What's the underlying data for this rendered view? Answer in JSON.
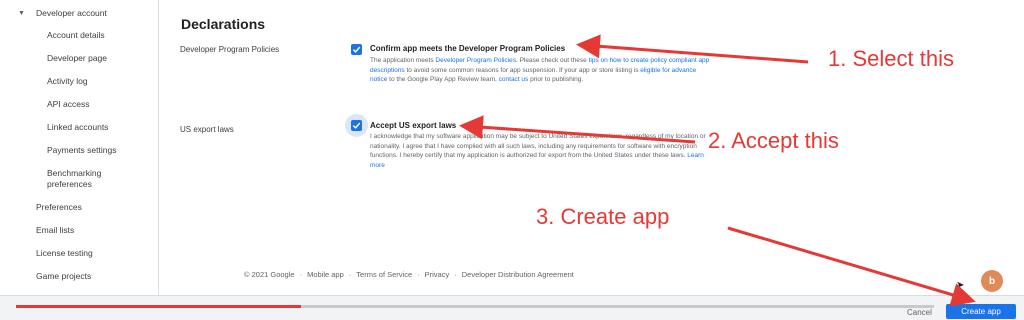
{
  "sidebar": {
    "group_title": "Developer account",
    "sub_items": [
      {
        "label": "Account details"
      },
      {
        "label": "Developer page"
      },
      {
        "label": "Activity log"
      },
      {
        "label": "API access"
      },
      {
        "label": "Linked accounts"
      },
      {
        "label": "Payments settings"
      },
      {
        "label": "Benchmarking preferences"
      }
    ],
    "top_items": [
      {
        "label": "Preferences"
      },
      {
        "label": "Email lists"
      },
      {
        "label": "License testing"
      },
      {
        "label": "Game projects"
      }
    ]
  },
  "main": {
    "section_title": "Declarations",
    "policies": {
      "row_label": "Developer Program Policies",
      "checkbox_title": "Confirm app meets the Developer Program Policies",
      "checked": true,
      "desc_1": "The application meets ",
      "link_1": "Developer Program Policies",
      "desc_2": ". Please check out these ",
      "link_2": "tips on how to create policy compliant app descriptions",
      "desc_3": " to avoid some common reasons for app suspension. If your app or store listing is ",
      "link_3": "eligible for advance notice",
      "desc_4": " to the Google Play App Review team, ",
      "link_4": "contact us",
      "desc_5": " prior to publishing."
    },
    "export": {
      "row_label": "US export laws",
      "checkbox_title": "Accept US export laws",
      "checked": true,
      "desc": "I acknowledge that my software application may be subject to United States export laws, regardless of my location or nationality. I agree that I have complied with all such laws, including any requirements for software with encryption functions. I hereby certify that my application is authorized for export from the United States under these laws. ",
      "link": "Learn more"
    }
  },
  "footer": {
    "copyright": "© 2021 Google",
    "links": [
      "Mobile app",
      "Terms of Service",
      "Privacy",
      "Developer Distribution Agreement"
    ]
  },
  "actions": {
    "cancel_label": "Cancel",
    "create_label": "Create app"
  },
  "video_progress": 0.31,
  "annotations": {
    "step1": "1. Select this",
    "step2": "2. Accept this",
    "step3": "3. Create app"
  },
  "colors": {
    "accent": "#1a73e8",
    "annotation": "#e53935"
  }
}
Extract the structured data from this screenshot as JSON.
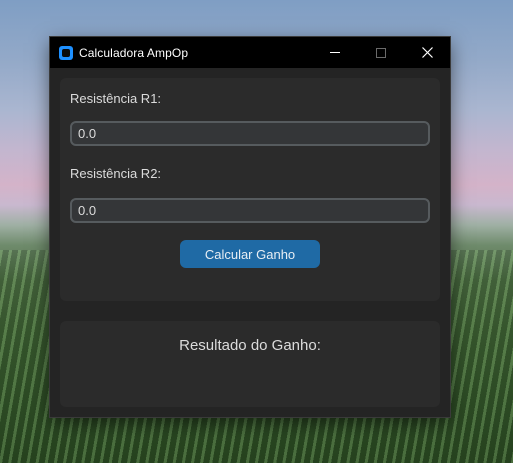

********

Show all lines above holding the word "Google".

**COMPLETED TASK:**
      "desc_4": " to the Google Play App Review team, ",
    "copyright": "© 2021 Google",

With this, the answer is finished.